START Source information

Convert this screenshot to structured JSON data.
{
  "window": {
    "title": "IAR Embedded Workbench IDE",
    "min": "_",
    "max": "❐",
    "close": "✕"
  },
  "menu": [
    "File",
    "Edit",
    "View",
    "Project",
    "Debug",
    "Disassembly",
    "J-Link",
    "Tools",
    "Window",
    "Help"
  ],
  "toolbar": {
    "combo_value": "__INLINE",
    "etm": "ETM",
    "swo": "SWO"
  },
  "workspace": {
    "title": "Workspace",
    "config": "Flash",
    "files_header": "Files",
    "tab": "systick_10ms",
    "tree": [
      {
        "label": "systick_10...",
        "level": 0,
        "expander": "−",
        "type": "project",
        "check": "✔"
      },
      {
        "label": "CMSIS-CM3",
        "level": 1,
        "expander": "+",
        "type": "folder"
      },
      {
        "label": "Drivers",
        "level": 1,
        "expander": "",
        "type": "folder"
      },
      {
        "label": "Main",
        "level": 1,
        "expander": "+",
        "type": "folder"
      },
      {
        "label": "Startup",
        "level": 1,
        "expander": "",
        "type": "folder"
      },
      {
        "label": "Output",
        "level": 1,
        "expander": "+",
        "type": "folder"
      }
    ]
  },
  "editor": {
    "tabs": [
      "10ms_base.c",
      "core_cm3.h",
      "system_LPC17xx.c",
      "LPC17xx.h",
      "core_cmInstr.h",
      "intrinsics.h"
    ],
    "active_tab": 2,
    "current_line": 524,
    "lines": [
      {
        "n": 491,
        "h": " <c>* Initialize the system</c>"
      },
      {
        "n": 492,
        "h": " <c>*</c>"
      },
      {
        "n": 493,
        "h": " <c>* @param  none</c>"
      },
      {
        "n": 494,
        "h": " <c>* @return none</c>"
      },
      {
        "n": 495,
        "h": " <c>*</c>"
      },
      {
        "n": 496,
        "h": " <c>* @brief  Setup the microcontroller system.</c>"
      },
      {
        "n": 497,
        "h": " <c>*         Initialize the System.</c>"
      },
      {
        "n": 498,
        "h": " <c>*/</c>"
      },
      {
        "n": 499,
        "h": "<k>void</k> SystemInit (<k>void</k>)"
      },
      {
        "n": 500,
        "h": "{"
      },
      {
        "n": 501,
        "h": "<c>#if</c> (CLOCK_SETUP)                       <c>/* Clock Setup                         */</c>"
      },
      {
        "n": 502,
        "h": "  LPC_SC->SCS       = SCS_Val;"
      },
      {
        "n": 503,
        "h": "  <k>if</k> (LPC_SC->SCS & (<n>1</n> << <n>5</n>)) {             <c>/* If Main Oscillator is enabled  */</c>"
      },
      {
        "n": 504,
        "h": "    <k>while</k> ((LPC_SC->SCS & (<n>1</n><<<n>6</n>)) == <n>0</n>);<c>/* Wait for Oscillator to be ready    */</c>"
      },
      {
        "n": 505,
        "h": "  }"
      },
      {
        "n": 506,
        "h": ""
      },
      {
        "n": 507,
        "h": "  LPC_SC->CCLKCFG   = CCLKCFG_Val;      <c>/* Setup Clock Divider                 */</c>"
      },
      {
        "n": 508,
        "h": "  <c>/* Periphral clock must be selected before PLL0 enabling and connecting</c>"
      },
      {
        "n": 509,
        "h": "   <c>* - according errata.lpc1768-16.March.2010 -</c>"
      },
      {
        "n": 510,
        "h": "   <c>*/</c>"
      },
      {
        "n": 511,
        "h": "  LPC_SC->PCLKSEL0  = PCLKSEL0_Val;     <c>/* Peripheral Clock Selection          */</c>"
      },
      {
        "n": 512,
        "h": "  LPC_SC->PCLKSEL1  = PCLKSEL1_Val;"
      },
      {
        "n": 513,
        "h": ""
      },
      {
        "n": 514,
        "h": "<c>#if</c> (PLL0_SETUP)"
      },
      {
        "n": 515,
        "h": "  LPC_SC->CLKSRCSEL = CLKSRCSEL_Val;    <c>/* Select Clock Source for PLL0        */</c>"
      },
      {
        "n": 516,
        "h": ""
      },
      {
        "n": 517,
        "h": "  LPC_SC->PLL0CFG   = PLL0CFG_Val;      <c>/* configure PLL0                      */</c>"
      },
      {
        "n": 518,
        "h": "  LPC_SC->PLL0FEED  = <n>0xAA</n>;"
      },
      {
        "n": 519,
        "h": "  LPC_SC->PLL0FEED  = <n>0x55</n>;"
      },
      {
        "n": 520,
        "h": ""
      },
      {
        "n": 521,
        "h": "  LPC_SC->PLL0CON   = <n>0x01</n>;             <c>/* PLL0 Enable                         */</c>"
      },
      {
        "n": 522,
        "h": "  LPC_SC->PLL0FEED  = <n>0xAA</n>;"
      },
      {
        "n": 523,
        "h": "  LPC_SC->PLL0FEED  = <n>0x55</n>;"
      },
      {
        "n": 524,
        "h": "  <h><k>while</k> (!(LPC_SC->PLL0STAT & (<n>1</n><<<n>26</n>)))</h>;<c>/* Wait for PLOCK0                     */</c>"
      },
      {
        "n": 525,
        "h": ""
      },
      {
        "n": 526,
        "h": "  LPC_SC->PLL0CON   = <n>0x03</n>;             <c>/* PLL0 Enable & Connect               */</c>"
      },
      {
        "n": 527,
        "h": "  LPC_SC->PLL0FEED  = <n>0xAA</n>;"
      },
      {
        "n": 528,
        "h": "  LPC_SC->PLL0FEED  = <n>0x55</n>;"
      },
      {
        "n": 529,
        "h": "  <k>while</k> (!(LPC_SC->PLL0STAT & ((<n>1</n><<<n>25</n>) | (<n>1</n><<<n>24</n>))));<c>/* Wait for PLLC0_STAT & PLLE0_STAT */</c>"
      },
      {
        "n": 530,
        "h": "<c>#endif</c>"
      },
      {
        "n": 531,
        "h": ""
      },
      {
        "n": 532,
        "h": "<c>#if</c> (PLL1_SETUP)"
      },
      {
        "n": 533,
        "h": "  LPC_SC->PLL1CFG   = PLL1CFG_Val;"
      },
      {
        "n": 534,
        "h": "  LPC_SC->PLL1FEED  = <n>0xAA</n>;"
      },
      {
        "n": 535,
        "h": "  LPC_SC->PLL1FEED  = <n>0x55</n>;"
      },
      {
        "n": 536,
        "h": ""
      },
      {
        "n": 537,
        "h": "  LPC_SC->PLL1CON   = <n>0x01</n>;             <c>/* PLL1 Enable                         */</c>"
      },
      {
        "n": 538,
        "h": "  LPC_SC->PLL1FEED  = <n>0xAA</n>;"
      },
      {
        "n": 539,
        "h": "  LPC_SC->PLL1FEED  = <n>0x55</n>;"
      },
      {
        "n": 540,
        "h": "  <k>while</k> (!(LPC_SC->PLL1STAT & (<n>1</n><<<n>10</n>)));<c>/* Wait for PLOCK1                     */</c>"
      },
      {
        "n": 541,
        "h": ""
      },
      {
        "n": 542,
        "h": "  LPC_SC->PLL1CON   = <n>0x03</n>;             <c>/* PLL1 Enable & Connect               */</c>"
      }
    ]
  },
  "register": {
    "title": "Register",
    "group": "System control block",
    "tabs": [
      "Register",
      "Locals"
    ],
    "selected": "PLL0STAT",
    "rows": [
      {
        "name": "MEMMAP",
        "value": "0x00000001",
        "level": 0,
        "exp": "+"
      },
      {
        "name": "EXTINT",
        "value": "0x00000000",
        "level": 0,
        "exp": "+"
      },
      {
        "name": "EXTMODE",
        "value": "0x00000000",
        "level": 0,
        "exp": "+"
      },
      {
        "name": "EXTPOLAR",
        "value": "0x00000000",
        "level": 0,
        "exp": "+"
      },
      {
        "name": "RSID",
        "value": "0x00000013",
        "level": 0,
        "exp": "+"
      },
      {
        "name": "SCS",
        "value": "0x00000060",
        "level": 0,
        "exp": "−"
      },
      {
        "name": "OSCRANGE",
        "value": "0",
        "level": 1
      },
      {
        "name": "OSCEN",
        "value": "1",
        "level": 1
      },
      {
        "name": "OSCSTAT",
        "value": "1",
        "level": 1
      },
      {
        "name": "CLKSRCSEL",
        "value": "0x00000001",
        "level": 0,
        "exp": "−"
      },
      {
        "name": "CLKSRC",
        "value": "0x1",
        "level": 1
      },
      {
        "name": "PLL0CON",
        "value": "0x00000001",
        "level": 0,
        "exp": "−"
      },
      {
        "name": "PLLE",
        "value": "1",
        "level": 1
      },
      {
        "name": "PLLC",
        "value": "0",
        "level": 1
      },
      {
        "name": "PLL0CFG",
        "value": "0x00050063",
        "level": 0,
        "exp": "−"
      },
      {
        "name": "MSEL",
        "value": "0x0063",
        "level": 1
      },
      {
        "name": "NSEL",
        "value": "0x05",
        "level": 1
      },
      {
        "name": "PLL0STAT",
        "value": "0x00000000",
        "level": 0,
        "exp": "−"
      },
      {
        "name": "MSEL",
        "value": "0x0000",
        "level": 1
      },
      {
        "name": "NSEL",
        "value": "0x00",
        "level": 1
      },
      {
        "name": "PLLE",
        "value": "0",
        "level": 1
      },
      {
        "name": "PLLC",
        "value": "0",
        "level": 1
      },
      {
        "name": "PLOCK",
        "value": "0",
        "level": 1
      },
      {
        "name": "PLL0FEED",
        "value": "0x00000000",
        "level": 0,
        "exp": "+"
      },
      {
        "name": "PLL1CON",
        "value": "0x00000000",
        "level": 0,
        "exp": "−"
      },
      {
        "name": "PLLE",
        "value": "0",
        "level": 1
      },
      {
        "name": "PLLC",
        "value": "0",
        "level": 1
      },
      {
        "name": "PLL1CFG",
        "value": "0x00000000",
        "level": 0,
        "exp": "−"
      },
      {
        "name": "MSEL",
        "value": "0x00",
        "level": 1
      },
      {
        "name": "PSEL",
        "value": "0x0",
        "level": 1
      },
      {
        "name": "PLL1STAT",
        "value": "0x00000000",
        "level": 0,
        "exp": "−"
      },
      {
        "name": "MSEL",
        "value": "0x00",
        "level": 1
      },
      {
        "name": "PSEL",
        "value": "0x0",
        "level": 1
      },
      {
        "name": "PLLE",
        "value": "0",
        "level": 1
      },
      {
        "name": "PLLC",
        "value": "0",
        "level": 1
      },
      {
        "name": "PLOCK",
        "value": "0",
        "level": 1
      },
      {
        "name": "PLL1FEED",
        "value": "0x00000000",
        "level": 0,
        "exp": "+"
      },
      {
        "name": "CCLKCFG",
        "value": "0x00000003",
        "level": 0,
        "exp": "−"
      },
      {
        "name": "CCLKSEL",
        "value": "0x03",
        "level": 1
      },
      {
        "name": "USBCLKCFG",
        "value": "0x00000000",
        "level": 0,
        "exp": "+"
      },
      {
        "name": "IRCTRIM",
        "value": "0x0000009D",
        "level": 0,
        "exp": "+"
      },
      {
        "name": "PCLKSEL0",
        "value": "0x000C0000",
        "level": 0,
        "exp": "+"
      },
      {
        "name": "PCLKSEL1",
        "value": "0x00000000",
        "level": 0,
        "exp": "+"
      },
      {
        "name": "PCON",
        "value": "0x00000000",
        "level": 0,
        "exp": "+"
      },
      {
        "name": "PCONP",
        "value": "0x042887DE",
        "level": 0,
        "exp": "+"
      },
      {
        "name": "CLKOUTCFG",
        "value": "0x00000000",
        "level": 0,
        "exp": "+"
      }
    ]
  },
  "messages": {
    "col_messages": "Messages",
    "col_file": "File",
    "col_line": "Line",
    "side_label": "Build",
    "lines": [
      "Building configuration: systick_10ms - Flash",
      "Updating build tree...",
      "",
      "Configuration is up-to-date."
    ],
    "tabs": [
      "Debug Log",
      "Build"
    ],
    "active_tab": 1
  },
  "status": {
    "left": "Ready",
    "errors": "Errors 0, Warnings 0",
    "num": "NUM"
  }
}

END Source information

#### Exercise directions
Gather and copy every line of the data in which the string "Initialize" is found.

#### Written solution
        "h": " <c>* Initialize the system</c>"
        "h": " <c>*         Initialize the System.</c>"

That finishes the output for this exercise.